Tyson is a beer hound and cheese addict living in the beery metropolis paradise known as Manchester
If the people are buying tears, I'll be rich someday, Ma

Wednesday, 21 November 2012

In The Black

The Grocer reports bad tidings for Diageo, makers of the “black liquidation with the froth on the top”. Sales of their star brand Guinness have fallen by nearly 10 million pints in the last year. That breaks down into a 15.8% fall for Guinness Draught and a 5% slump in Guinness Original sales.

Now, Guinness is a market leader and is a very heavily advertised brand. Indeed their esoteric adverts, while baffling the public, have long been the darling of the advertising industry. But times change and sales have been in decline for some time now.
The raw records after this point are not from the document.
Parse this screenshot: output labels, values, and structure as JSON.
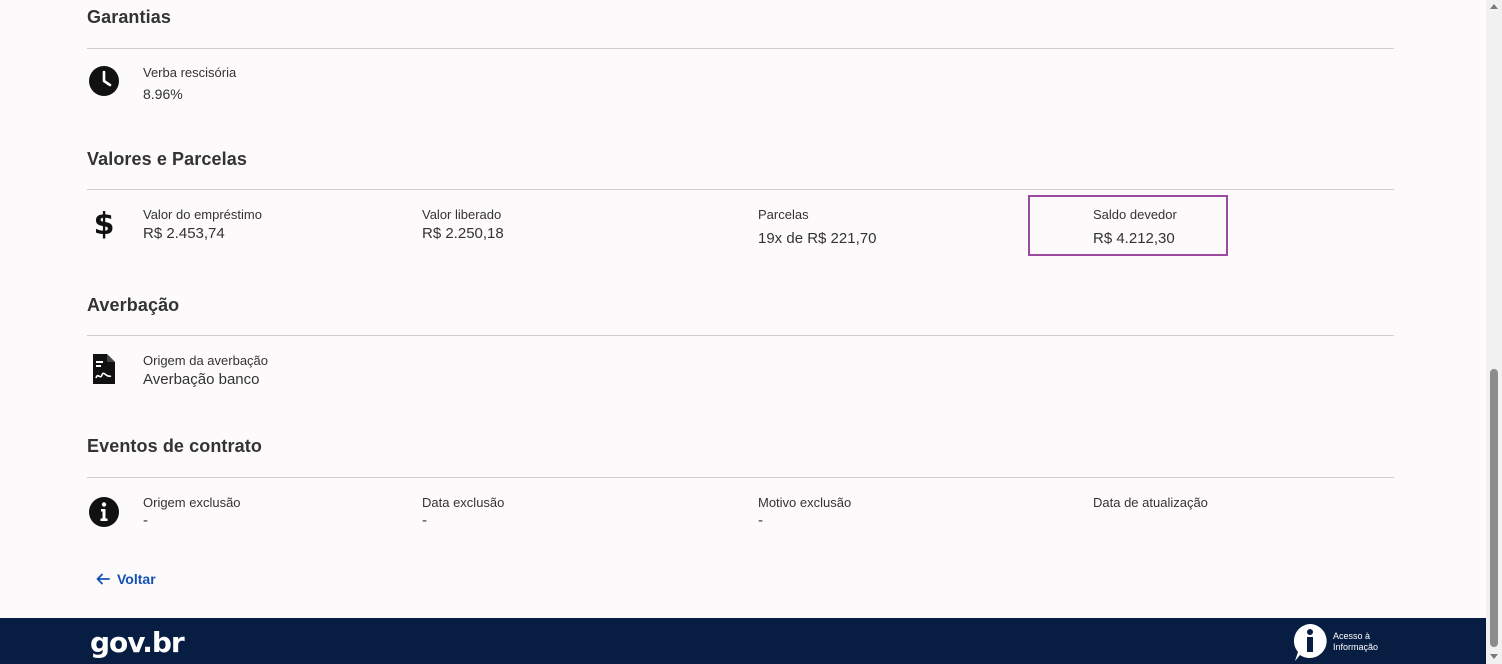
{
  "garantias": {
    "title": "Garantias",
    "verba_label": "Verba rescisória",
    "verba_value": "8.96%"
  },
  "valores": {
    "title": "Valores e Parcelas",
    "emprestimo_label": "Valor do empréstimo",
    "emprestimo_value": "R$ 2.453,74",
    "liberado_label": "Valor liberado",
    "liberado_value": "R$ 2.250,18",
    "parcelas_label": "Parcelas",
    "parcelas_value": "19x de R$ 221,70",
    "saldo_label": "Saldo devedor",
    "saldo_value": "R$ 4.212,30"
  },
  "averbacao": {
    "title": "Averbação",
    "origem_label": "Origem da averbação",
    "origem_value": "Averbação banco"
  },
  "eventos": {
    "title": "Eventos de contrato",
    "origem_label": "Origem exclusão",
    "origem_value": "-",
    "data_label": "Data exclusão",
    "data_value": "-",
    "motivo_label": "Motivo exclusão",
    "motivo_value": "-",
    "atualizacao_label": "Data de atualização"
  },
  "back_label": "Voltar",
  "footer": {
    "logo": "gov.br",
    "acesso_line1": "Acesso à",
    "acesso_line2": "Informação"
  },
  "icons": {
    "garantias": "clock-icon",
    "valores": "dollar-icon",
    "averbacao": "document-icon",
    "eventos": "info-icon",
    "back": "arrow-left-icon"
  },
  "colors": {
    "highlight_border": "#9b4a9f",
    "link": "#1351b4",
    "footer_bg": "#071d41"
  }
}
Experts attribute various reasons for the fall-off in sales. Their traditional market is shrinking: there is a general shift towards lighter drinks and the growing premium bottle market has made inroads into their customer base.

Guinness is also under increasing pressure from the supermarket’s own brand Stouts. This is a difficult front to fight on as Guinness has traditionally been priced as a premium product. However, it seems that with Tesco’s Simply Stout available for £1.33 compared to £1.89 for Guinness, customers are voting with their wallet.

However, as you might expect, Diageo are not ready to throw the towel in just yet. They claim some of the fall in sales is down to customers switching pack sizes and will address the issue with a greater emphasis on “pack differentiation”. They also aim to hit back with that most traditional of weapons: advertising-£33 million of it, to be exact.

Most experts seem to think that Guinness is in irreversible, if gradual, decline. Whether the might of Diageo can prove them wrong, we will have to wait and see.

5 comments:

Gareth Jones said...

I don't think they'll be too worried in the wake of their takeover of United Spirits. Guinness, however big as a beer brand, is small fry compared to opening up the markets that gets them into.

Tandleman said...

Of course they could always change Guinness from being tasteless cardboardy crap back to a drink with roast and hops.

Fat chance.

py0 said...

"there is a general shift towards lighter drinks"

I thought I read somewhere that stout and porter sales were significantly up?

Actually I think the shift towards darker drinks has inadvertently damaged the brand, in the UK at least. My local Tescos has gone from having 1 bottle of stout or porter available a year ago to having 10 different varieties when I went in their yesterday evening, including some really good examples from Meantime, Fullers, St Peters and Dorothy Goodbody.

Once people try one of these other stouts, they realise that Guinness is actually quite a poor example of its genre, like Fosters sales falling once people try a few Czech Pilsners and see the difference.

RedNev said...

Guinness has virtually annexed St Patrick's Day with some very good advertising & promotion. It's usually the case nowadays that the better the advertising, the worse the beer.

Sue said...

I'd suspect that the flourishing Irish Craft Breweries may also have contributed - now people realise thay can get a pint that actually has taste and body for the same price as this. I found it depressing, while sitting in Messrs Maguire with a sampler tray of their 7 wonderful brews, to watch the convoy of Guinness tankers going to and from the docks.